On Monday, Joel and I were guest speakers at Zhuhai International School. It’s a private school for non-Chinese citizens located on Qiao Island. The school serves students from pre-kindergarten through high school and the classes are taught in English, following the IB curriculum and teaching Mandarin as a second language. Many of the kids are the children of educators at the nearby universities, or have parents in the fields of engineering or manufacturing.
How this came about: We recently met a ZIS teacher, A-J, and learned that she was in the middle of teaching a unit of biodiversity. I offered that we could come to her class and Joel, being supremely organized, knew just where his old Ecuador lectures were stored on his computer.

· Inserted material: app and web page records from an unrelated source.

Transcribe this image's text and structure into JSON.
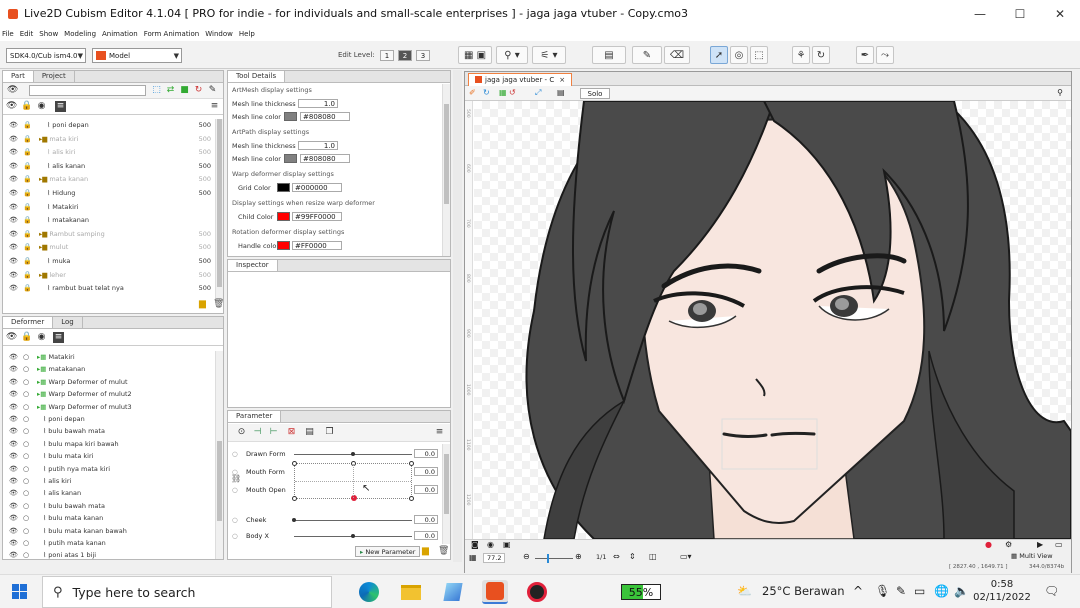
{
  "window": {
    "title": "Live2D Cubism Editor 4.1.04   [ PRO for indie - for individuals and small-scale enterprises ] - jaga jaga vtuber - Copy.cmo3"
  },
  "menu": [
    "File",
    "Edit",
    "Show",
    "Modeling",
    "Animation",
    "Form Animation",
    "Window",
    "Help"
  ],
  "toolbar": {
    "version_select": "SDK4.0/Cub ism4.0",
    "mode_select": "Model",
    "edit_level_label": "Edit Level:",
    "edit_levels": [
      "1",
      "2",
      "3"
    ],
    "active_edit_level": "2"
  },
  "part_panel": {
    "tabs": [
      "Part",
      "Project"
    ],
    "active_tab": "Part",
    "rows": [
      {
        "label": "poni depan",
        "value": "500",
        "dim": false,
        "folder": false
      },
      {
        "label": "mata kiri",
        "value": "500",
        "dim": true,
        "folder": true
      },
      {
        "label": "alis kiri",
        "value": "500",
        "dim": true,
        "folder": false
      },
      {
        "label": "alis kanan",
        "value": "500",
        "dim": false,
        "folder": false
      },
      {
        "label": "mata kanan",
        "value": "500",
        "dim": true,
        "folder": true
      },
      {
        "label": "Hidung",
        "value": "500",
        "dim": false,
        "folder": false
      },
      {
        "label": "Matakiri",
        "value": "",
        "dim": false,
        "folder": false
      },
      {
        "label": "matakanan",
        "value": "",
        "dim": false,
        "folder": false
      },
      {
        "label": "Rambut samping",
        "value": "500",
        "dim": true,
        "folder": true
      },
      {
        "label": "mulut",
        "value": "500",
        "dim": true,
        "folder": true
      },
      {
        "label": "muka",
        "value": "500",
        "dim": false,
        "folder": false
      },
      {
        "label": "leher",
        "value": "500",
        "dim": true,
        "folder": true
      },
      {
        "label": "rambut buat telat nya",
        "value": "500",
        "dim": false,
        "folder": false
      }
    ]
  },
  "tool_details": {
    "tab": "Tool Details",
    "sections": [
      {
        "heading": "ArtMesh display settings",
        "items": [
          {
            "label": "Mesh line thickness",
            "kind": "number",
            "value": "1.0"
          },
          {
            "label": "Mesh line color",
            "kind": "color",
            "color": "#808080",
            "value": "#808080"
          }
        ]
      },
      {
        "heading": "ArtPath display settings",
        "items": [
          {
            "label": "Mesh line thickness",
            "kind": "number",
            "value": "1.0"
          },
          {
            "label": "Mesh line color",
            "kind": "color",
            "color": "#808080",
            "value": "#808080"
          }
        ]
      },
      {
        "heading": "Warp deformer display settings",
        "items": [
          {
            "label": "Grid Color",
            "kind": "color",
            "color": "#000000",
            "value": "#000000"
          }
        ]
      },
      {
        "heading": "Display settings when resize warp deformer",
        "items": [
          {
            "label": "Child Color",
            "kind": "color",
            "color": "#99FF0000",
            "value": "#99FF0000"
          }
        ]
      },
      {
        "heading": "Rotation deformer display settings",
        "items": [
          {
            "label": "Handle color",
            "kind": "color",
            "color": "#FF0000",
            "value": "#FF0000"
          }
        ]
      }
    ]
  },
  "inspector": {
    "tab": "Inspector"
  },
  "deformer_panel": {
    "tabs": [
      "Deformer",
      "Log"
    ],
    "active_tab": "Deformer",
    "rows": [
      {
        "label": "Matakiri",
        "folder": true
      },
      {
        "label": "matakanan",
        "folder": true
      },
      {
        "label": "Warp Deformer of mulut",
        "folder": true
      },
      {
        "label": "Warp Deformer of mulut2",
        "folder": true
      },
      {
        "label": "Warp Deformer of mulut3",
        "folder": true
      },
      {
        "label": "poni depan",
        "folder": false
      },
      {
        "label": "bulu bawah mata",
        "folder": false
      },
      {
        "label": "bulu mapa kiri bawah",
        "folder": false
      },
      {
        "label": "bulu mata kiri",
        "folder": false
      },
      {
        "label": "putih nya mata kiri",
        "folder": false
      },
      {
        "label": "alis kiri",
        "folder": false
      },
      {
        "label": "alis kanan",
        "folder": false
      },
      {
        "label": "bulu bawah mata",
        "folder": false
      },
      {
        "label": "bulu mata kanan",
        "folder": false
      },
      {
        "label": "bulu mata kanan bawah",
        "folder": false
      },
      {
        "label": "putih mata kanan",
        "folder": false
      },
      {
        "label": "poni atas 1 biji",
        "folder": false
      }
    ]
  },
  "parameter_panel": {
    "tab": "Parameter",
    "params": [
      {
        "label": "Drawn Form",
        "value": "0.0",
        "position": 0.5
      },
      {
        "label": "Mouth Form",
        "value": "0.0",
        "position": 0.5
      },
      {
        "label": "Mouth Open",
        "value": "0.0",
        "position": 0.5
      },
      {
        "label": "Cheek",
        "value": "0.0",
        "position": 0.0
      },
      {
        "label": "Body X",
        "value": "0.0",
        "position": 0.5
      }
    ],
    "new_button": "New Parameter"
  },
  "canvas": {
    "doc_tab": "jaga jaga vtuber - C",
    "solo_label": "Solo",
    "ruler_ticks": [
      "500",
      "600",
      "700",
      "800",
      "900",
      "1000",
      "1100",
      "1200"
    ],
    "zoom": "77.2",
    "zoom_ratio": "1/1",
    "view_mode": "Multi View",
    "coords": "[ 2827.40 , 1649.71 ]",
    "coords_right": "344.0/8374b"
  },
  "taskbar": {
    "search_placeholder": "Type here to search",
    "battery": "55%",
    "battery_level": 0.55,
    "weather": "25°C  Berawan",
    "time": "0:58",
    "date": "02/11/2022"
  },
  "colors": {
    "accent": "#e8501f",
    "hair": "#4a4a4a",
    "skin": "#f7e4dc",
    "lines": "#222222"
  }
}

And so we found ourselves presenting to a group of international 10- and 11-year-olds about rainforests and the Galapagos Islands. They were a great group of kids and had wonderful questions, such as:
“What’s the purpose of flies?”
“You said everything is important, but crocodiles seem useless to me. They’re just mean and eat everything else.”
“Did you ever touch a poisonous plant in the rainforest?”
“The school said it didn’t laminate our achievement certificates because it’s bad for the earth. Why is laminating bad?”
Later that evening, A-J came over to our apartment. (We’re practically neighbors here in Horizon Cove.) She and I were teammates at Uncle Mike’s (the local pub) trivia last week and it was our turn to write questions. One round’s theme: Are You Smarter Than A Fifth Grader? I guess we’ll find our next week.